It was only a matter of time before he discovered his greatest trump card; simply refusing to speak to me. My efforts became ever more varied and desperate: playing, drawing, board-games, singing, going for walks, swimming, fishing, crab-catching, Bob Esponja… but still he kept schtum. I had met my match in a seven year old. In return the family stopped speaking to me and even denied me internet access! The longest conversation we had in those last two weeks confusingly consisted of their sincerest hopes that I had felt like one of the family, but that I should leave early since they were utterly and thoroughly disappointed in me. I consoled myself with weekend partying sessions in the local town, and the fiestas, crab-catching, long beach walks and spending time with other friends in the communidad served to elevate my mood.
It was with a sense of relief I made my escape to visit my cousin. The seven year old boy was thrilled to see the back of me, and let’s just say I don’t think I’ll trouble myself to keep in touch. On the plus side, my Spanish has infinitely approved compared to my knowledge of the language on arrival. By living with a Spanish family, who were kind and friendly at times, I also learnt much more about Spanish culture and Spain today than I would have otherwise. The family and their communidad showed me just how bad the recession currently is in Spain.
We are virtually oblivious of this here in the UK, with only some brief press coverage following the February protests and the general strike on the 29th of September. Few realize that the Spanish unemployment rate currently stands at over 20%. Skeletons of a once thriving economy trace the carreteras and suburbs in the form of derelict half-finished apartment blocks, their trellised concrete support structures open to the elements. The collapse of the construction boom three years ago has left no-one with the funds to complete or remove these ominous shells.

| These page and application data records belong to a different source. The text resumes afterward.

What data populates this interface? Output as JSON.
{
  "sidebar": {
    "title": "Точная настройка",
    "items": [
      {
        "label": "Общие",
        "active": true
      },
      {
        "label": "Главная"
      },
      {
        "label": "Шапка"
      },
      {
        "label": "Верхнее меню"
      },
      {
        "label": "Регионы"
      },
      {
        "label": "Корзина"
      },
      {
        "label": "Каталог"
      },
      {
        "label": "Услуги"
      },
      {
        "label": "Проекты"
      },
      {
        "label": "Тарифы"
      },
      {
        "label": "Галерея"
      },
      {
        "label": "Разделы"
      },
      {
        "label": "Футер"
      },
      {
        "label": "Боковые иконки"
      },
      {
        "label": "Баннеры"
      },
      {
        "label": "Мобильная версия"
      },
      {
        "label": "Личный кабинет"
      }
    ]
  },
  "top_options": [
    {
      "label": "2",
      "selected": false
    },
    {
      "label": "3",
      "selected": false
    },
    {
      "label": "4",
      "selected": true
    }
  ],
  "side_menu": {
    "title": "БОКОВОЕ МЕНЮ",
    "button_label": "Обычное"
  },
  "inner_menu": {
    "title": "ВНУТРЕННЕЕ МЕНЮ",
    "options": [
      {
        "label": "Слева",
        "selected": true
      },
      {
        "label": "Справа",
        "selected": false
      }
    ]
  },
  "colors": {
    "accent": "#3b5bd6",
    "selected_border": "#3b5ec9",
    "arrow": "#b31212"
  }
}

The housing market is truly stagnant; my au-pairing family had simply given up trying to sell their apartment after not receiving a single offer in three years. The local tiling factory, the largest employer of the town, was making 25–50 redundancies a week at random due to falling demand, creating unbearable stress for the families I came to call my friends. Even the English expat community my cousin lived in near Alicante didn’t escape. The recently opened Iceland supermarket is now the dominant employer for the British families there, many of whom were once highly sought-after business men and skilled tradesmen.
I feel great appreciation towards my au-pairing family for showing me the Spanish language, culture and the challenges that Spain faces today. I would not have experienced this in the same way by simply travelling around. Nonetheless, for me au-pairing is something I intend only to have done once. The challenges of living with a completely unfamiliar family are extensive, particularly if English lessons are involved as is often the case for British au-pairs. I did come back with a surprisingly healthy bank balance, having not paid for any living costs during the summer and my €60 per week covering buses, alcohol, and a day-trip to Valencia (although this was largely spent nursing a hang-over in the main plaza). However, the idea of becoming “one of the family” as the au-pairing industry emphasizes may not quite mean what you anticipate, you could become one of the minions subject to a particularly tedious breed of mini-sofa-emperor.